**EXERCISE DETAILS**.
Word for word, reproduce each of the entries.

**INFORMATION PROVIDED**.
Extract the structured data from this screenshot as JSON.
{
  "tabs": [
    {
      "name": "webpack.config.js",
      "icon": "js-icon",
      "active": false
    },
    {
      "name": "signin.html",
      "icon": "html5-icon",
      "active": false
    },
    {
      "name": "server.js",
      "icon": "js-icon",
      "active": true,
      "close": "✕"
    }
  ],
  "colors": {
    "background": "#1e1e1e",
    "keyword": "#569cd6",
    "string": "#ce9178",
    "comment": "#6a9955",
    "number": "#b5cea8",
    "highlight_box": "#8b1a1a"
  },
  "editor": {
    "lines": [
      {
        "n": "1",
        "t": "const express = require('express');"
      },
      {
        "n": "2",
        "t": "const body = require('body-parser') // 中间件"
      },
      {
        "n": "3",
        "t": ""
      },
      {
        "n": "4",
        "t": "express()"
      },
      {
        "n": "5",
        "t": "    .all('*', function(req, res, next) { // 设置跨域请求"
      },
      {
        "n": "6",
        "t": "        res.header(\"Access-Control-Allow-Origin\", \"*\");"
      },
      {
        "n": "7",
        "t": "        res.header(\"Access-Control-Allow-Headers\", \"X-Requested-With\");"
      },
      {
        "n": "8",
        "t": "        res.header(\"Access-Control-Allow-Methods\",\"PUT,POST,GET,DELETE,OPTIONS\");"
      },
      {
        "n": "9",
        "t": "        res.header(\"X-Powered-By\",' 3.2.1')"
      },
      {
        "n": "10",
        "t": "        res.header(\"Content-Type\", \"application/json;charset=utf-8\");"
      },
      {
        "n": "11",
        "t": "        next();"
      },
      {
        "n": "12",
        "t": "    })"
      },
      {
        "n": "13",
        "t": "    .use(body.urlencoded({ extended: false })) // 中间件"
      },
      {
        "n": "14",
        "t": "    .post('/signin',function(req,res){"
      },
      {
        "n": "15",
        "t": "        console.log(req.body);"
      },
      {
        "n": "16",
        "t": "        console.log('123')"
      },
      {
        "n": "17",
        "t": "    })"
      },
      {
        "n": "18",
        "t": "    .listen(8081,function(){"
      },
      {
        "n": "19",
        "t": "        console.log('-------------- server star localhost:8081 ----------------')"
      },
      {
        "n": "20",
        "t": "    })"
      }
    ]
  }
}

**SOLUTION TO THE EXERCISE**.
Extract the structured data from this screenshot as JSON.
{
  "tabs": [
    {
      "name": "webpack.config.js",
      "icon": "js-icon",
      "active": false
    },
    {
      "name": "signin.html",
      "icon": "html5-icon",
      "active": false
    },
    {
      "name": "server.js",
      "icon": "js-icon",
      "active": true,
      "close": "✕"
    }
  ],
  "colors": {
    "background": "#1e1e1e",
    "keyword": "#569cd6",
    "string": "#ce9178",
    "comment": "#6a9955",
    "number": "#b5cea8",
    "highlight_box": "#8b1a1a"
  },
  "editor": {
    "lines": [
      {
        "n": "1",
        "t": "const express = require('express');"
      },
      {
        "n": "2",
        "t": "const body = require('body-parser') // 中间件"
      },
      {
        "n": "3",
        "t": ""
      },
      {
        "n": "4",
        "t": "express()"
      },
      {
        "n": "5",
        "t": "    .all('*', function(req, res, next) { // 设置跨域请求"
      },
      {
        "n": "6",
        "t": "        res.header(\"Access-Control-Allow-Origin\", \"*\");"
      },
      {
        "n": "7",
        "t": "        res.header(\"Access-Control-Allow-Headers\", \"X-Requested-With\");"
      },
      {
        "n": "8",
        "t": "        res.header(\"Access-Control-Allow-Methods\",\"PUT,POST,GET,DELETE,OPTIONS\");"
      },
      {
        "n": "9",
        "t": "        res.header(\"X-Powered-By\",' 3.2.1')"
      },
      {
        "n": "10",
        "t": "        res.header(\"Content-Type\", \"application/json;charset=utf-8\");"
      },
      {
        "n": "11",
        "t": "        next();"
      },
      {
        "n": "12",
        "t": "    })"
      },
      {
        "n": "13",
        "t": "    .use(body.urlencoded({ extended: false })) // 中间件"
      },
      {
        "n": "14",
        "t": "    .post('/signin',function(req,res){"
      },
      {
        "n": "15",
        "t": "        console.log(req.body);"
      },
      {
        "n": "16",
        "t": "        console.log('123')"
      },
      {
        "n": "17",
        "t": "    })"
      },
      {
        "n": "18",
        "t": "    .listen(8081,function(){"
      },
      {
        "n": "19",
        "t": "        console.log('-------------- server star localhost:8081 ----------------')"
      },
      {
        "n": "20",
        "t": "    })"
      }
    ]
  }
}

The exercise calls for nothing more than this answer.